» **What to produce**:
Would you please retype the records that follow, word for word?
(Beginning of Information)
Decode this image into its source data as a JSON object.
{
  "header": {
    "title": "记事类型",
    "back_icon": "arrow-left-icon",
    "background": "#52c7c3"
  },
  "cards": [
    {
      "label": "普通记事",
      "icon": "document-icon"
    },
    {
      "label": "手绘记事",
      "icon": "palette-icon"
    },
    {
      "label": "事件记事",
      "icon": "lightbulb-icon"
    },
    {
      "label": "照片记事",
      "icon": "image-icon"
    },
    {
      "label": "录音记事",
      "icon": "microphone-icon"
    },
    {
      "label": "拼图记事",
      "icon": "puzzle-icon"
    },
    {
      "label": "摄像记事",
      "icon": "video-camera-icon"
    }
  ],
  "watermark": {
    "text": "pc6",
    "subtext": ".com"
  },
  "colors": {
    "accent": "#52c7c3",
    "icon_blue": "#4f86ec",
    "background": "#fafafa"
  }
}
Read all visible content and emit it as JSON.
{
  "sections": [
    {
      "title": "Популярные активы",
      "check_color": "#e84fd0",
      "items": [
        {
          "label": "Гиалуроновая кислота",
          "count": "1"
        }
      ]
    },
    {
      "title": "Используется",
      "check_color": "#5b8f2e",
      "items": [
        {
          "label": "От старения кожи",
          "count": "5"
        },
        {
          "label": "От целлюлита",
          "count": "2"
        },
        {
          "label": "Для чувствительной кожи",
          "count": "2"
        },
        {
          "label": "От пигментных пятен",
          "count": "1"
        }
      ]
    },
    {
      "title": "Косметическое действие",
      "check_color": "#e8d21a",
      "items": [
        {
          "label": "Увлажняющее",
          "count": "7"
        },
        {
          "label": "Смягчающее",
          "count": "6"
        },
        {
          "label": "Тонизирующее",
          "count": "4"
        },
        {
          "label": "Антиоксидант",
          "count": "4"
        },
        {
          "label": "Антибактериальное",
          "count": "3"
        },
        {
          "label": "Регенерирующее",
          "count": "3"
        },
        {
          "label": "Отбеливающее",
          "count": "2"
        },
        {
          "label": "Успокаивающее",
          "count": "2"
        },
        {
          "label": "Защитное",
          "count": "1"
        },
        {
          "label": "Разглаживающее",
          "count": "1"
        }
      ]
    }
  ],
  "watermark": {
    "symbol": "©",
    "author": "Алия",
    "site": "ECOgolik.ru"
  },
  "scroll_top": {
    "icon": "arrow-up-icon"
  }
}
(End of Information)
» **Problem solution**:
Decode this image into its source data as a JSON object.
{
  "header": {
    "title": "记事类型",
    "back_icon": "arrow-left-icon",
    "background": "#52c7c3"
  },
  "cards": [
    {
      "label": "普通记事",
      "icon": "document-icon"
    },
    {
      "label": "手绘记事",
      "icon": "palette-icon"
    },
    {
      "label": "事件记事",
      "icon": "lightbulb-icon"
    },
    {
      "label": "照片记事",
      "icon": "image-icon"
    },
    {
      "label": "录音记事",
      "icon": "microphone-icon"
    },
    {
      "label": "拼图记事",
      "icon": "puzzle-icon"
    },
    {
      "label": "摄像记事",
      "icon": "video-camera-icon"
    }
  ],
  "watermark": {
    "text": "pc6",
    "subtext": ".com"
  },
  "colors": {
    "accent": "#52c7c3",
    "icon_blue": "#4f86ec",
    "background": "#fafafa"
  }
}
Read all visible content and emit it as JSON.
{
  "sections": [
    {
      "title": "Популярные активы",
      "check_color": "#e84fd0",
      "items": [
        {
          "label": "Гиалуроновая кислота",
          "count": "1"
        }
      ]
    },
    {
      "title": "Используется",
      "check_color": "#5b8f2e",
      "items": [
        {
          "label": "От старения кожи",
          "count": "5"
        },
        {
          "label": "От целлюлита",
          "count": "2"
        },
        {
          "label": "Для чувствительной кожи",
          "count": "2"
        },
        {
          "label": "От пигментных пятен",
          "count": "1"
        }
      ]
    },
    {
      "title": "Косметическое действие",
      "check_color": "#e8d21a",
      "items": [
        {
          "label": "Увлажняющее",
          "count": "7"
        },
        {
          "label": "Смягчающее",
          "count": "6"
        },
        {
          "label": "Тонизирующее",
          "count": "4"
        },
        {
          "label": "Антиоксидант",
          "count": "4"
        },
        {
          "label": "Антибактериальное",
          "count": "3"
        },
        {
          "label": "Регенерирующее",
          "count": "3"
        },
        {
          "label": "Отбеливающее",
          "count": "2"
        },
        {
          "label": "Успокаивающее",
          "count": "2"
        },
        {
          "label": "Защитное",
          "count": "1"
        },
        {
          "label": "Разглаживающее",
          "count": "1"
        }
      ]
    }
  ],
  "watermark": {
    "symbol": "©",
    "author": "Алия",
    "site": "ECOgolik.ru"
  },
  "scroll_top": {
    "icon": "arrow-up-icon"
  }
}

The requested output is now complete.